◆ **Data under study**
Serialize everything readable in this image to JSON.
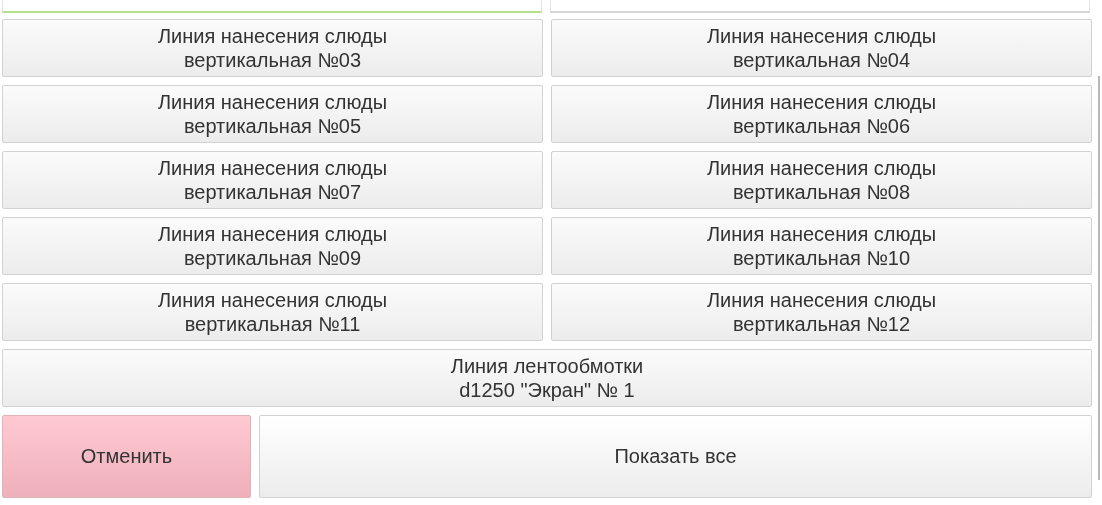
{
  "lines": [
    {
      "kind": "half",
      "title": "Линия нанесения слюды",
      "subtitle": "вертикальная №03"
    },
    {
      "kind": "half",
      "title": "Линия нанесения слюды",
      "subtitle": "вертикальная №04"
    },
    {
      "kind": "half",
      "title": "Линия нанесения слюды",
      "subtitle": "вертикальная №05"
    },
    {
      "kind": "half",
      "title": "Линия нанесения слюды",
      "subtitle": "вертикальная №06"
    },
    {
      "kind": "half",
      "title": "Линия нанесения слюды",
      "subtitle": "вертикальная №07"
    },
    {
      "kind": "half",
      "title": "Линия нанесения слюды",
      "subtitle": "вертикальная №08"
    },
    {
      "kind": "half",
      "title": "Линия нанесения слюды",
      "subtitle": "вертикальная №09"
    },
    {
      "kind": "half",
      "title": "Линия нанесения слюды",
      "subtitle": "вертикальная №10"
    },
    {
      "kind": "half",
      "title": "Линия нанесения слюды",
      "subtitle": "вертикальная №11"
    },
    {
      "kind": "half",
      "title": "Линия нанесения слюды",
      "subtitle": "вертикальная №12"
    },
    {
      "kind": "wide",
      "title": "Линия лентообмотки",
      "subtitle": "d1250 \"Экран\" № 1"
    }
  ],
  "actions": [
    {
      "kind": "cancel",
      "label": "Отменить"
    },
    {
      "kind": "show_all",
      "label": "Показать все"
    }
  ]
}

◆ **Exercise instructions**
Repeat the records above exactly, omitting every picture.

◆ **Response below**
Serialize everything readable in this image to JSON.
{
  "lines": [
    {
      "kind": "half",
      "title": "Линия нанесения слюды",
      "subtitle": "вертикальная №03"
    },
    {
      "kind": "half",
      "title": "Линия нанесения слюды",
      "subtitle": "вертикальная №04"
    },
    {
      "kind": "half",
      "title": "Линия нанесения слюды",
      "subtitle": "вертикальная №05"
    },
    {
      "kind": "half",
      "title": "Линия нанесения слюды",
      "subtitle": "вертикальная №06"
    },
    {
      "kind": "half",
      "title": "Линия нанесения слюды",
      "subtitle": "вертикальная №07"
    },
    {
      "kind": "half",
      "title": "Линия нанесения слюды",
      "subtitle": "вертикальная №08"
    },
    {
      "kind": "half",
      "title": "Линия нанесения слюды",
      "subtitle": "вертикальная №09"
    },
    {
      "kind": "half",
      "title": "Линия нанесения слюды",
      "subtitle": "вертикальная №10"
    },
    {
      "kind": "half",
      "title": "Линия нанесения слюды",
      "subtitle": "вертикальная №11"
    },
    {
      "kind": "half",
      "title": "Линия нанесения слюды",
      "subtitle": "вертикальная №12"
    },
    {
      "kind": "wide",
      "title": "Линия лентообмотки",
      "subtitle": "d1250 \"Экран\" № 1"
    }
  ],
  "actions": [
    {
      "kind": "cancel",
      "label": "Отменить"
    },
    {
      "kind": "show_all",
      "label": "Показать все"
    }
  ]
}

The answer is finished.